Show all lines from the material that carry the word "JSON".

Provided data:
::::::::

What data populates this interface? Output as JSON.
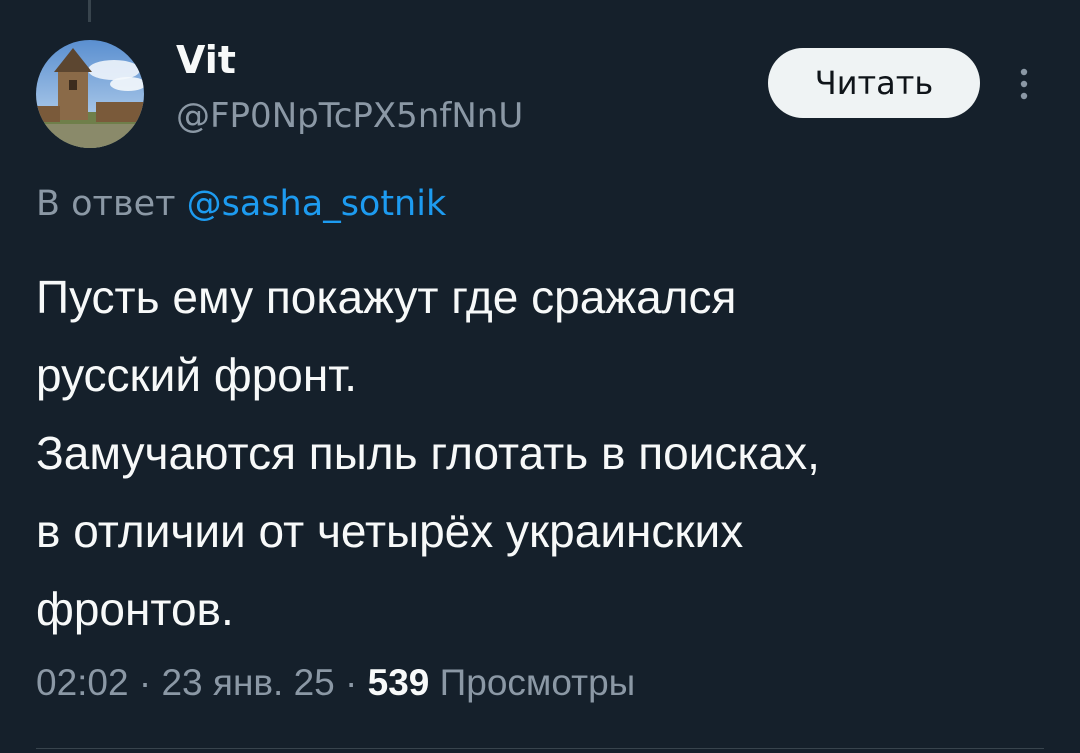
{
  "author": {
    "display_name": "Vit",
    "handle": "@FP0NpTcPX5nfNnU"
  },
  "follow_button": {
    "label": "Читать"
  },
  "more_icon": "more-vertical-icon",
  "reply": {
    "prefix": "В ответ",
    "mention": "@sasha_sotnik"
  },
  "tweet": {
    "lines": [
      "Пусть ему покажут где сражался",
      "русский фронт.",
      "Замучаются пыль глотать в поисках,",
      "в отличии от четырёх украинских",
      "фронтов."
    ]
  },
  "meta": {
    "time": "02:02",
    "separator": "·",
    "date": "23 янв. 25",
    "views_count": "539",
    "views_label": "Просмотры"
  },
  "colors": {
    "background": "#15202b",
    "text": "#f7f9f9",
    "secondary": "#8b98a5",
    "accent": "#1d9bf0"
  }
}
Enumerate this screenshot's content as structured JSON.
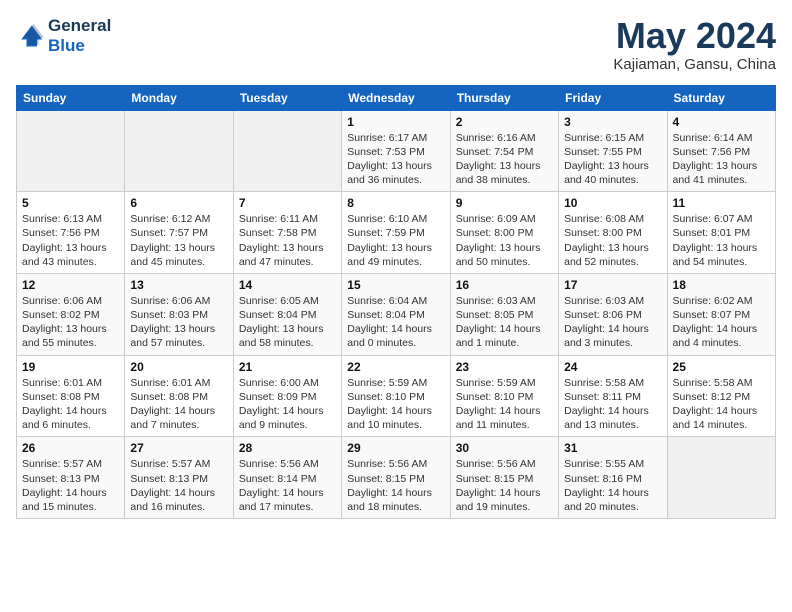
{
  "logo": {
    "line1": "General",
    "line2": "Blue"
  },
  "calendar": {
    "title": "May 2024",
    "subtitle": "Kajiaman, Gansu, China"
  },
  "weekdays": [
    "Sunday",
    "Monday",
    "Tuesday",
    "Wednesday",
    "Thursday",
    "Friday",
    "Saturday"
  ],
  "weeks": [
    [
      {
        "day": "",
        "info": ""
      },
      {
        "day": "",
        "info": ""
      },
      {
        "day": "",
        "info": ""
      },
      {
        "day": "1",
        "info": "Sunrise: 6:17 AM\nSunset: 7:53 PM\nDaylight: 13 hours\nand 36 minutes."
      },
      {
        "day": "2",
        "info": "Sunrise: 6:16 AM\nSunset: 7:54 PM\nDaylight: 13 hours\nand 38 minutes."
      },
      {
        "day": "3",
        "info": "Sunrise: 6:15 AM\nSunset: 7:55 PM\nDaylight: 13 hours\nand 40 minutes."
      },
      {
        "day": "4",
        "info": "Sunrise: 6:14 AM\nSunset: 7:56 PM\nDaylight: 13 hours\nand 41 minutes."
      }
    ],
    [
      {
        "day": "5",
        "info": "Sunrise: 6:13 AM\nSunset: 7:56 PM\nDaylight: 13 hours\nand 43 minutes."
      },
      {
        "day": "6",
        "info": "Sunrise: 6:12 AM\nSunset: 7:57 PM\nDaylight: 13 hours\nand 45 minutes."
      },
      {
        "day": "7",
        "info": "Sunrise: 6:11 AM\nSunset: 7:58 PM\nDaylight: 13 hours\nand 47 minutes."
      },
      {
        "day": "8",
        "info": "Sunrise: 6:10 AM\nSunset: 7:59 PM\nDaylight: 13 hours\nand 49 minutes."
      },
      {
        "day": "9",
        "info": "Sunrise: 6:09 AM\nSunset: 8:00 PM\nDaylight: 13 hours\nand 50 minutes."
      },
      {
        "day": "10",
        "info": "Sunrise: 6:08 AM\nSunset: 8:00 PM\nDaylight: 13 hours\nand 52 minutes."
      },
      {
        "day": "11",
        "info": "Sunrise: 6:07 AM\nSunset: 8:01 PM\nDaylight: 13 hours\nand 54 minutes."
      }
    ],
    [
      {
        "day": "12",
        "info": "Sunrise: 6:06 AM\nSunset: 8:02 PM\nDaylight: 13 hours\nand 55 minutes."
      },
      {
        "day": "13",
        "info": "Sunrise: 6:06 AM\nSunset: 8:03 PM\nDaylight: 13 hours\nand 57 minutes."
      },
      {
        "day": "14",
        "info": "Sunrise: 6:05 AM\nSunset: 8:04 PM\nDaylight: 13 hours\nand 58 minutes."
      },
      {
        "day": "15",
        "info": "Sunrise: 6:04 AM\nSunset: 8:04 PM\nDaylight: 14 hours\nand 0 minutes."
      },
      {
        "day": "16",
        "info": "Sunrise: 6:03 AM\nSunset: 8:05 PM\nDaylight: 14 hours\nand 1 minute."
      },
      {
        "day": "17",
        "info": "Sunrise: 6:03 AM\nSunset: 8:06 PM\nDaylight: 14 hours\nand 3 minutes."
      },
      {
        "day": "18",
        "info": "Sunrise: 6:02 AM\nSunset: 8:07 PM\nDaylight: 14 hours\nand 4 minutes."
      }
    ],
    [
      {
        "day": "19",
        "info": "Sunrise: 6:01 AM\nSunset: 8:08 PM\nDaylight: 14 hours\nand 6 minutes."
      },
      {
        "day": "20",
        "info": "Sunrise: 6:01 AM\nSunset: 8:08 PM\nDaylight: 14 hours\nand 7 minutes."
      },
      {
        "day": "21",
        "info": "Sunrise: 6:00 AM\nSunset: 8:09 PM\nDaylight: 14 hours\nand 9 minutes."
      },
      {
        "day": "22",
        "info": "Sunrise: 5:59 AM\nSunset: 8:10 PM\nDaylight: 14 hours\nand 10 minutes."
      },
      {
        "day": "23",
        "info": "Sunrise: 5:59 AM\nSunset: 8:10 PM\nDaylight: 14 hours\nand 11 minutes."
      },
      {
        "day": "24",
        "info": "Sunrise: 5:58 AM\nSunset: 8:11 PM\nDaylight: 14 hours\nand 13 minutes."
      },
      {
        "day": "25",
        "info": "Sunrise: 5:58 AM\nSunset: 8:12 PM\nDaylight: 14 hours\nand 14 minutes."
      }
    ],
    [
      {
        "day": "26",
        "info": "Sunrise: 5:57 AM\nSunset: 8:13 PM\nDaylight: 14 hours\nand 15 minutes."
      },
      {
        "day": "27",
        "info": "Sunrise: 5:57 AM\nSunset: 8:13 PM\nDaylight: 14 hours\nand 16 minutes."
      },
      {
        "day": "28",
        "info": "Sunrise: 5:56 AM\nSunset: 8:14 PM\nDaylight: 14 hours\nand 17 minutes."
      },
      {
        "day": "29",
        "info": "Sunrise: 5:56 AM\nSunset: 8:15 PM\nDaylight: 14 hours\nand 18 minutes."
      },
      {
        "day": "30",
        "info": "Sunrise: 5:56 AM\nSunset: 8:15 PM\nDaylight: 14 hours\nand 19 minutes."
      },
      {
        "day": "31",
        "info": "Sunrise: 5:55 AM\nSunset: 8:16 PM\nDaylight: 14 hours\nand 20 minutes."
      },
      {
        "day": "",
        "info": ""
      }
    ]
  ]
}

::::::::

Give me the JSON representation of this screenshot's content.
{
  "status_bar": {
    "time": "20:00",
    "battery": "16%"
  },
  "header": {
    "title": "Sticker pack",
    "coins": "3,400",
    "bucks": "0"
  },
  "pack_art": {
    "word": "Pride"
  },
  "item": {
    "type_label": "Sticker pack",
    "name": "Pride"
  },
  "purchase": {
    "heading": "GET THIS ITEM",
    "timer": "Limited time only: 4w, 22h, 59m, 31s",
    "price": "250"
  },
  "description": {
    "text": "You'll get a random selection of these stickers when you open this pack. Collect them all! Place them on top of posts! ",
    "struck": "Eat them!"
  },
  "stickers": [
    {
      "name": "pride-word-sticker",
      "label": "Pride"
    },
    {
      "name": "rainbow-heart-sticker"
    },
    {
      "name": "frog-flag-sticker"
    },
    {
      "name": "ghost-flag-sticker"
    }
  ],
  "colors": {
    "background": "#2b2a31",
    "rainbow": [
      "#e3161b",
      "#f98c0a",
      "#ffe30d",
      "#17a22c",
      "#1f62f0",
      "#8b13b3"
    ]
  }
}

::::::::

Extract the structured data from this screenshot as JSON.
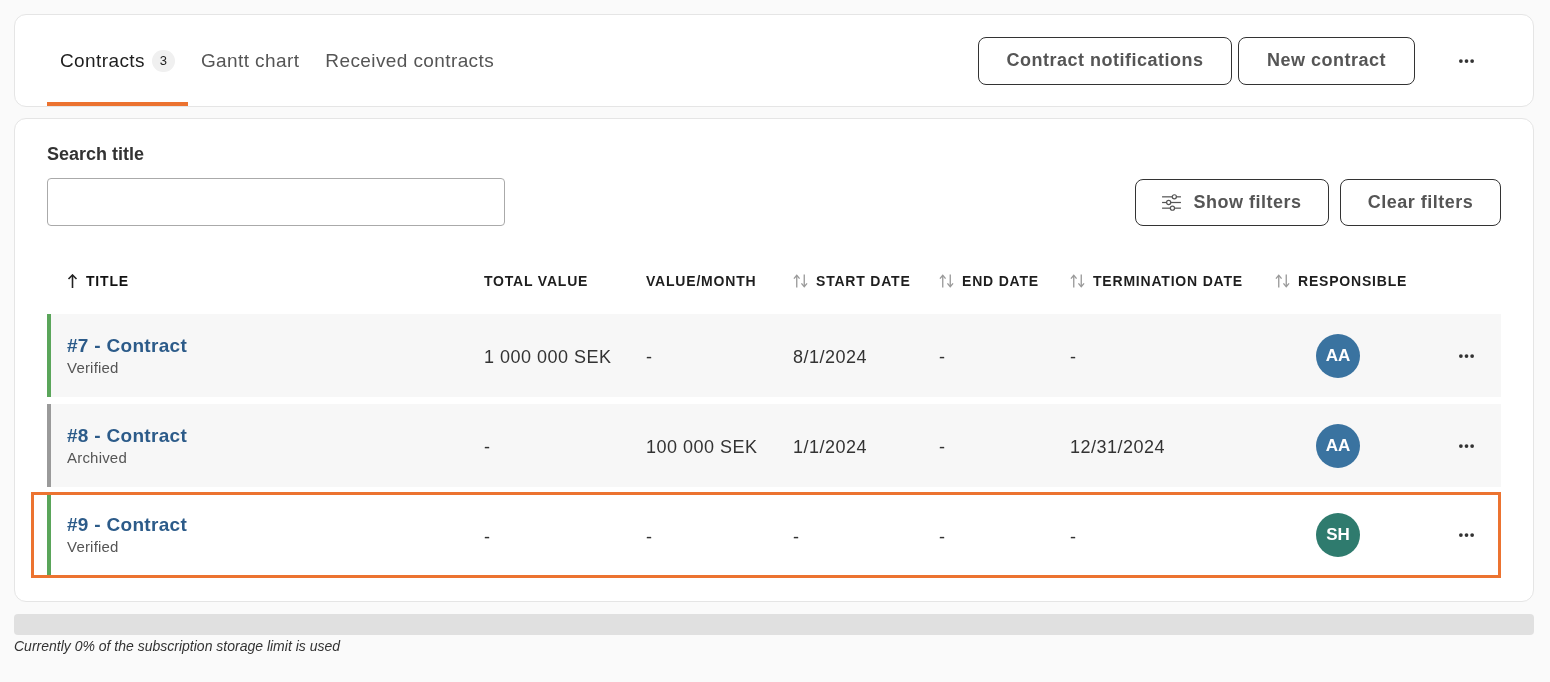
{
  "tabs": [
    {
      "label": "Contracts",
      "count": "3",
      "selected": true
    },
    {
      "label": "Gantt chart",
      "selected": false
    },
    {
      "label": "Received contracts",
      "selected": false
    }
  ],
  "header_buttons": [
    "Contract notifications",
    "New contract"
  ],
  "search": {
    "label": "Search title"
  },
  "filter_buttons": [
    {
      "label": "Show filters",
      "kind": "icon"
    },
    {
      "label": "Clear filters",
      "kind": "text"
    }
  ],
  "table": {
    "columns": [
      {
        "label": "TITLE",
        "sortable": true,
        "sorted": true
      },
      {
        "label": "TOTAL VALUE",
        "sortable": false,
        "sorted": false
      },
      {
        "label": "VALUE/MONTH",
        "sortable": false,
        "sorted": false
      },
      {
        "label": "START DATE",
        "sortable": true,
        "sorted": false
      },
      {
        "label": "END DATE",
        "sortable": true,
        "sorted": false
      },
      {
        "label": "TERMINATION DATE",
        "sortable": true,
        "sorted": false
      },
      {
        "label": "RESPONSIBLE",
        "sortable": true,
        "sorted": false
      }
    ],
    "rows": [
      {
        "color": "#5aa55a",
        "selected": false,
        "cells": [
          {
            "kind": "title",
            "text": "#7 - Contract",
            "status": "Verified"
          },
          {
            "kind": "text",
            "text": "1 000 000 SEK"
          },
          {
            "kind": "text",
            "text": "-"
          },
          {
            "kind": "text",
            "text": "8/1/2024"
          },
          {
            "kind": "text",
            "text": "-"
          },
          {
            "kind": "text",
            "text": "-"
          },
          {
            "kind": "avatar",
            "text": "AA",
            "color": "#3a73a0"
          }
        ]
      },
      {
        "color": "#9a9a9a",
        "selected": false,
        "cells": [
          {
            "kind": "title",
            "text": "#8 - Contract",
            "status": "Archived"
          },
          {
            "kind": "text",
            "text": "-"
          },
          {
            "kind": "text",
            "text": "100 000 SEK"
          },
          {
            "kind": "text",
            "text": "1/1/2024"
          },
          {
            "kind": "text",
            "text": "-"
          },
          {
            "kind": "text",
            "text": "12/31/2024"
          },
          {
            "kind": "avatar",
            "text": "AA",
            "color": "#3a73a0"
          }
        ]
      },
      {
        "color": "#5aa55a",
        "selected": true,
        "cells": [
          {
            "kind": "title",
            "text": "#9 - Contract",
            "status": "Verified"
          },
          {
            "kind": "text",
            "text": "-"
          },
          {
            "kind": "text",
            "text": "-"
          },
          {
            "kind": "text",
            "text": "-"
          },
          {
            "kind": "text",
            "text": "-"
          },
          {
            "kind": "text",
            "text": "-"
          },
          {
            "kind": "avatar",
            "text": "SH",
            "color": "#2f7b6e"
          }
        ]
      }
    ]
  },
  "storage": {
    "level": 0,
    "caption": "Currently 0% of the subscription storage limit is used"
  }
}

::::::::

Solution to this problem:
What data populates this interface? Output as JSON.
Enumerate this screenshot's content as structured JSON.
Give me the JSON representation of this screenshot's content.
Extract the structured data from this screenshot as JSON.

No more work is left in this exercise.